Report each line from the records where the string "true" turns up.

INFORMATION SHOWN
==============================
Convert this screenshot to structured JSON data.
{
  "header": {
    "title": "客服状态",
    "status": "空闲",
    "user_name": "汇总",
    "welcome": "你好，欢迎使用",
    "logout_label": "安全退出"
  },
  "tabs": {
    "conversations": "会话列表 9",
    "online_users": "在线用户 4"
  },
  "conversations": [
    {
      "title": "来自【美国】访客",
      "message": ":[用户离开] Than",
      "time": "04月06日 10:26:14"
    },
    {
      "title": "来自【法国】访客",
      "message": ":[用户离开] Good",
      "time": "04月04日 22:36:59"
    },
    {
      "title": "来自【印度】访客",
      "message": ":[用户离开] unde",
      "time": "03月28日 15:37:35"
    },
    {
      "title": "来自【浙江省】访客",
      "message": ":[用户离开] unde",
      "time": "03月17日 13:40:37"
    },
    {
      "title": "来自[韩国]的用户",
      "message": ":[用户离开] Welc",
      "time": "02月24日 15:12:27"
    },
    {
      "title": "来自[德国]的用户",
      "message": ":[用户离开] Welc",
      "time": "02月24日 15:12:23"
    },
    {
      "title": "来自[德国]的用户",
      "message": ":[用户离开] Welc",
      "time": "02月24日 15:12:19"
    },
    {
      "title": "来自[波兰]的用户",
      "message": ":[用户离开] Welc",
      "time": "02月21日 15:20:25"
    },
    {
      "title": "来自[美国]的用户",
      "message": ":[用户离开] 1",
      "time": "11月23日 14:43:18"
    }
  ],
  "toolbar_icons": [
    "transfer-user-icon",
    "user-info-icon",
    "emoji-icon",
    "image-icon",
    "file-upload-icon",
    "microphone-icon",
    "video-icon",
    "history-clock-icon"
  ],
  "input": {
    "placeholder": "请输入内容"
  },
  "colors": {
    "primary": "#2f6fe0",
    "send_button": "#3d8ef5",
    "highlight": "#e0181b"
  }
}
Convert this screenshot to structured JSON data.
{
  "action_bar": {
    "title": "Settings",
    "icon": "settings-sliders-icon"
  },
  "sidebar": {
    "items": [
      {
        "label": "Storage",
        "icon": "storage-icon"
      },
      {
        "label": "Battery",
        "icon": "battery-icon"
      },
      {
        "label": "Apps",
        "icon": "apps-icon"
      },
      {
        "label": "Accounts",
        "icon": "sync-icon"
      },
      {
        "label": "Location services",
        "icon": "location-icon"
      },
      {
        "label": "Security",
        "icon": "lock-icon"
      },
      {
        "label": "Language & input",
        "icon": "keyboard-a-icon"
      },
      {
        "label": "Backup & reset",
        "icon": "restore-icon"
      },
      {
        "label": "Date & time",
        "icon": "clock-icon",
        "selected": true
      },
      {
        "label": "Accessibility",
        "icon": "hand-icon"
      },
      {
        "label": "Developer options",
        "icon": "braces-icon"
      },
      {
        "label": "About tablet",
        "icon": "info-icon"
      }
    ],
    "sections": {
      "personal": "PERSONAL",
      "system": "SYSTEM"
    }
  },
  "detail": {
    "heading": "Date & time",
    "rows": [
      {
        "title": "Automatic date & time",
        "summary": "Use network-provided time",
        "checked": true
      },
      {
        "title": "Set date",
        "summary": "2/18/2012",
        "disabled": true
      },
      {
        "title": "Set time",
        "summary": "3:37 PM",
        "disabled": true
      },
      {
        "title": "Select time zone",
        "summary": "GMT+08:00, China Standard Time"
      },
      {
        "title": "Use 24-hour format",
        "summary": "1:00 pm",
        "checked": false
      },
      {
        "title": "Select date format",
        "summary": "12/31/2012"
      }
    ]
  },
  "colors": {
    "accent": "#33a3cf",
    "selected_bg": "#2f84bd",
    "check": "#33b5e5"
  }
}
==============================
FINAL ANSWER
        "selected": true
        "checked": true
        "disabled": true
        "disabled": true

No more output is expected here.